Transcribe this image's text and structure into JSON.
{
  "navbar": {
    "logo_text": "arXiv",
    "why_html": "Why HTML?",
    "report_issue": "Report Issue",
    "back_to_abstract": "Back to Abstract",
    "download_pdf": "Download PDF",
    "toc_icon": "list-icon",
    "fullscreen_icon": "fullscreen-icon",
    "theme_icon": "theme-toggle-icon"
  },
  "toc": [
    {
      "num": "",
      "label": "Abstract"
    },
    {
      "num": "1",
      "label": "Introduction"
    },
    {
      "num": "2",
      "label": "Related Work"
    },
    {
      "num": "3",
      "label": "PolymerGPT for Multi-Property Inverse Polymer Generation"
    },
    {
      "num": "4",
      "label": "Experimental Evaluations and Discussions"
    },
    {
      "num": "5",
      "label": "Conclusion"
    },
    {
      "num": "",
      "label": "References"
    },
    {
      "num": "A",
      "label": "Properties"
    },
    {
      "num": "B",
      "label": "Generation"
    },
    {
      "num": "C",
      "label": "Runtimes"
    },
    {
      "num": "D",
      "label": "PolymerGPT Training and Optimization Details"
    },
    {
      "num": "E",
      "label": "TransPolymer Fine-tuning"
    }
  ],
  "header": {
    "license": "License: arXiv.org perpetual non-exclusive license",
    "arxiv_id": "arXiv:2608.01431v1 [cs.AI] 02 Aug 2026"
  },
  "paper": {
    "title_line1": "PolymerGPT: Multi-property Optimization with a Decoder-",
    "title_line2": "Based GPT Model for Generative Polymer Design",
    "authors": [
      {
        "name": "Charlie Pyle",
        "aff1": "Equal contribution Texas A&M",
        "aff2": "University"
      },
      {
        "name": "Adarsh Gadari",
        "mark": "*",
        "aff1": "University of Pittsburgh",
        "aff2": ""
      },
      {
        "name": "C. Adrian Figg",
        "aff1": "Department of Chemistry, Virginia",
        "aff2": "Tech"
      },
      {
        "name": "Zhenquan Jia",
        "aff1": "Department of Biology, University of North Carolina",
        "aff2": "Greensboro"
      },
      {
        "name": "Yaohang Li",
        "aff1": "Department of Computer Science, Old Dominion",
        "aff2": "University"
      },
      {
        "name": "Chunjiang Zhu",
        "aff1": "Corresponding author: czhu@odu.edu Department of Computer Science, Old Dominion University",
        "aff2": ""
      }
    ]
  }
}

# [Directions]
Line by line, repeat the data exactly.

# [Written response]
Transcribe this image's text and structure into JSON.
{
  "navbar": {
    "logo_text": "arXiv",
    "why_html": "Why HTML?",
    "report_issue": "Report Issue",
    "back_to_abstract": "Back to Abstract",
    "download_pdf": "Download PDF",
    "toc_icon": "list-icon",
    "fullscreen_icon": "fullscreen-icon",
    "theme_icon": "theme-toggle-icon"
  },
  "toc": [
    {
      "num": "",
      "label": "Abstract"
    },
    {
      "num": "1",
      "label": "Introduction"
    },
    {
      "num": "2",
      "label": "Related Work"
    },
    {
      "num": "3",
      "label": "PolymerGPT for Multi-Property Inverse Polymer Generation"
    },
    {
      "num": "4",
      "label": "Experimental Evaluations and Discussions"
    },
    {
      "num": "5",
      "label": "Conclusion"
    },
    {
      "num": "",
      "label": "References"
    },
    {
      "num": "A",
      "label": "Properties"
    },
    {
      "num": "B",
      "label": "Generation"
    },
    {
      "num": "C",
      "label": "Runtimes"
    },
    {
      "num": "D",
      "label": "PolymerGPT Training and Optimization Details"
    },
    {
      "num": "E",
      "label": "TransPolymer Fine-tuning"
    }
  ],
  "header": {
    "license": "License: arXiv.org perpetual non-exclusive license",
    "arxiv_id": "arXiv:2608.01431v1 [cs.AI] 02 Aug 2026"
  },
  "paper": {
    "title_line1": "PolymerGPT: Multi-property Optimization with a Decoder-",
    "title_line2": "Based GPT Model for Generative Polymer Design",
    "authors": [
      {
        "name": "Charlie Pyle",
        "aff1": "Equal contribution Texas A&M",
        "aff2": "University"
      },
      {
        "name": "Adarsh Gadari",
        "mark": "*",
        "aff1": "University of Pittsburgh",
        "aff2": ""
      },
      {
        "name": "C. Adrian Figg",
        "aff1": "Department of Chemistry, Virginia",
        "aff2": "Tech"
      },
      {
        "name": "Zhenquan Jia",
        "aff1": "Department of Biology, University of North Carolina",
        "aff2": "Greensboro"
      },
      {
        "name": "Yaohang Li",
        "aff1": "Department of Computer Science, Old Dominion",
        "aff2": "University"
      },
      {
        "name": "Chunjiang Zhu",
        "aff1": "Corresponding author: czhu@odu.edu Department of Computer Science, Old Dominion University",
        "aff2": ""
      }
    ]
  }
}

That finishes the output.